She was a practical pacifist in the sense that she helped the war effort by working as a fire warden and by travelling around the country raising funds for the Peace Pledge Union's food relief campaign. She was vilified for speaking out against saturation bombing of German cities through her 1944 booklet Massacre by Bombing. Her principled pacifist position was vindicated somewhat when, in 1945, the Nazis' Black Book of 2000 people to be immediately arrested in Britain after a German invasion was shown to include her name.
From the 1930s onward, Brittain was a regular contributor to the pacifist magazine Peace News. She eventually became a member of the magazine's editorial board, and during the 1950s and 1960s was "writing articles against apartheid and colonialism and in favour of nuclear disarmament".
In November 1966 she suffered a fall in a badly lit London street while on the way to a speaking engagement. She fulfilled the engagement but afterwards found she had suffered a fractured left arm and broken little finger of her right hand. These injuries began a physical decline in which her mind became more confused and withdrawn.
Vera Brittain never fully got over the death of her brother Edward. When she died in Wimbledon on 29 March 1970, aged 76, her will requested that her ashes be scattered on Edward's grave on the Asiago Plateau in Italy – "...for nearly 50 years much of my heart has been in that Italian village cemetery". Her daughter honoured this request in September 1970.
She was portrayed by Cheryl Campbell in the 1979 BBC2 television adaptation of Testament of Youth.
Songwriter and fellow Anglican Pacifist Fellowship member Sue Gilmurray wrote a song in Brittain's memory, titled "Vera".
In 1998 Brittain's First World War letters were edited by Alan Bishop and Mark Bostridge and published under the title Letters from a Lost Generation. They were also adapted by Bostridge for a Radio Four series starring Amanda Root and Rupert Graves.
Because You Died, a new selection of Brittain's First World War poetry and prose, edited by Mark Bostridge was published by Virago in 2008 to commemorate the ninetieth anniversary of the Armistice.
On 9 November 2008, BBC One broadcast an hour-length documentary on Brittain as part of its Remembrance Day programmes hosted by Jo Brand.
In February 2009, it was reported that BBC Films is to adapt Brittain's memoir, Testament of Youth, for the cinema. Irish actress Saoirse Ronan has been cast to play Brittain. David Heyman, producer of the Harry Potter films, is set to produce.

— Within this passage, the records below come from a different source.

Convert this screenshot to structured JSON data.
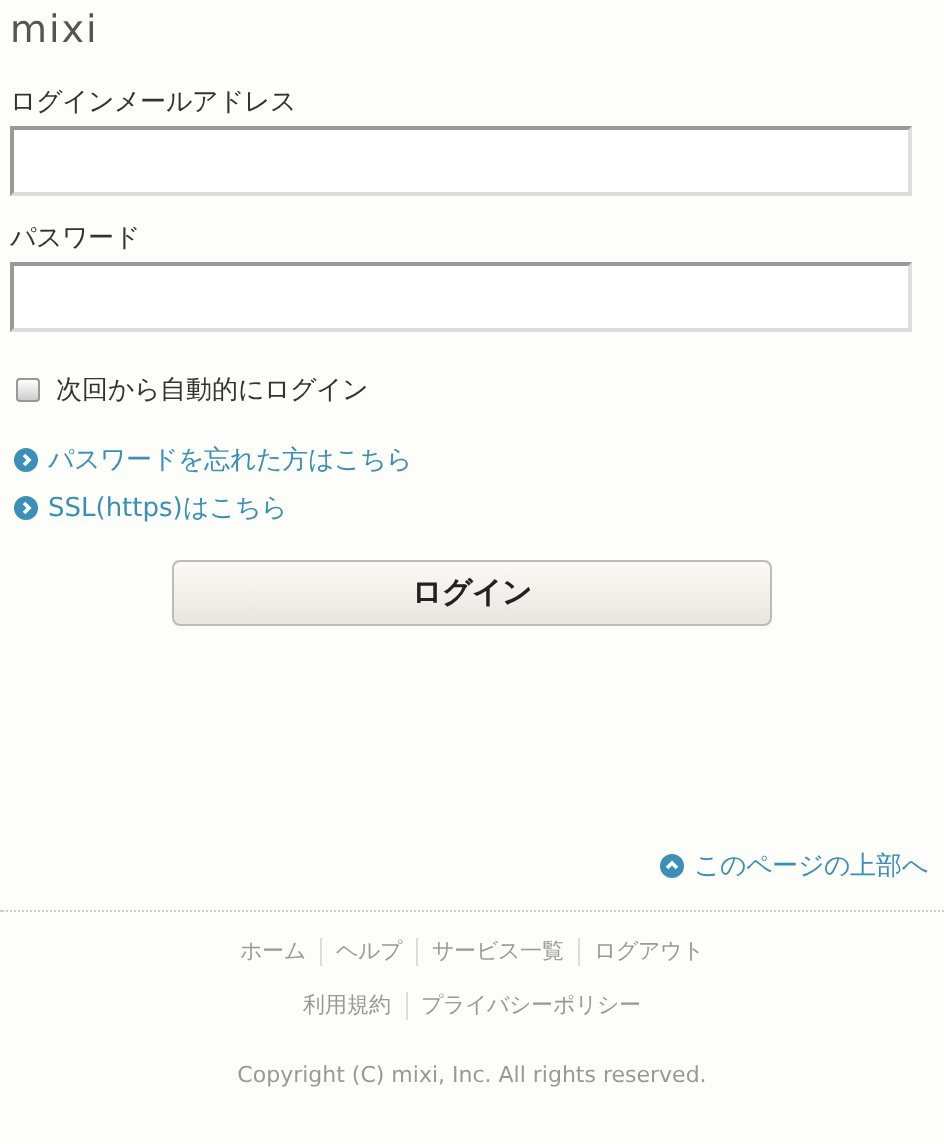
{
  "logo": "mixi",
  "fields": [
    {
      "label": "ログインメールアドレス"
    },
    {
      "label": "パスワード"
    }
  ],
  "remember": {
    "label": "次回から自動的にログイン",
    "checked": false
  },
  "links": [
    "パスワードを忘れた方はこちら",
    "SSL(https)はこちら"
  ],
  "login_button": "ログイン",
  "page_top": "このページの上部へ",
  "footer_links": [
    [
      "ホーム",
      "ヘルプ",
      "サービス一覧",
      "ログアウト"
    ],
    [
      "利用規約",
      "プライバシーポリシー"
    ]
  ],
  "copyright": "Copyright (C) mixi, Inc. All rights reserved."
}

Plaques marking Brittain's former homes can be seen at 151 Park Road, Buxton; Doughty Street, Bloomsbury; and at 117 Wymering Mansions, Maida Vale. There is also a plaque in the Pavilion gardens, Buxton, commemorating Brittain's residence in the town, though the dates shown on the plaque for her time there are incorrect.
Vera Brittain's archive was sold in 1971 to McMaster University in Hamilton, Ontario. A further collection of papers, amassed during the writing of the authorised biography of Brittain, was donated to Somerville College, Oxford, by Paul Berry and Mark Bostridge.

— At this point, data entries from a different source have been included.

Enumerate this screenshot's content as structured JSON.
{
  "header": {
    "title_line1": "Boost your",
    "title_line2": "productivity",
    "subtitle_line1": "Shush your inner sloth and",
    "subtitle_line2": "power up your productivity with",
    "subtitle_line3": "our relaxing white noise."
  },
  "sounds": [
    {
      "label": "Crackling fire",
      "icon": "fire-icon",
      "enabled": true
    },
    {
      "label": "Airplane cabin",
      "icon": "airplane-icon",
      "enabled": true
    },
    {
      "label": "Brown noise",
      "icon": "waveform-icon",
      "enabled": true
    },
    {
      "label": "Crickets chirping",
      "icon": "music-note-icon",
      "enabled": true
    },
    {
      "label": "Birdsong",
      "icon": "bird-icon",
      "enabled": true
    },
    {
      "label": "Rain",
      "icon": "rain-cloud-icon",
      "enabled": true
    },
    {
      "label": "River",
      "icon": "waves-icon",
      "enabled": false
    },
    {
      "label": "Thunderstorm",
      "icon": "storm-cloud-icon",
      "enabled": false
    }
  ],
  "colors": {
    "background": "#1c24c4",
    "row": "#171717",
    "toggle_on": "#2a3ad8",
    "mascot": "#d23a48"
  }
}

Vera Brittain: A Life, by Paul Berry and Mark Bostridge, Chatto & Windus, 1995, Pimlico, 1996, Virago 2001, 2008 ISBN 1-86049-872-8.
Vera Brittain: A Feminist Life, by Deborah Gorham, University of Toronto Press, 2000. ISBN 0-8020-8339-0.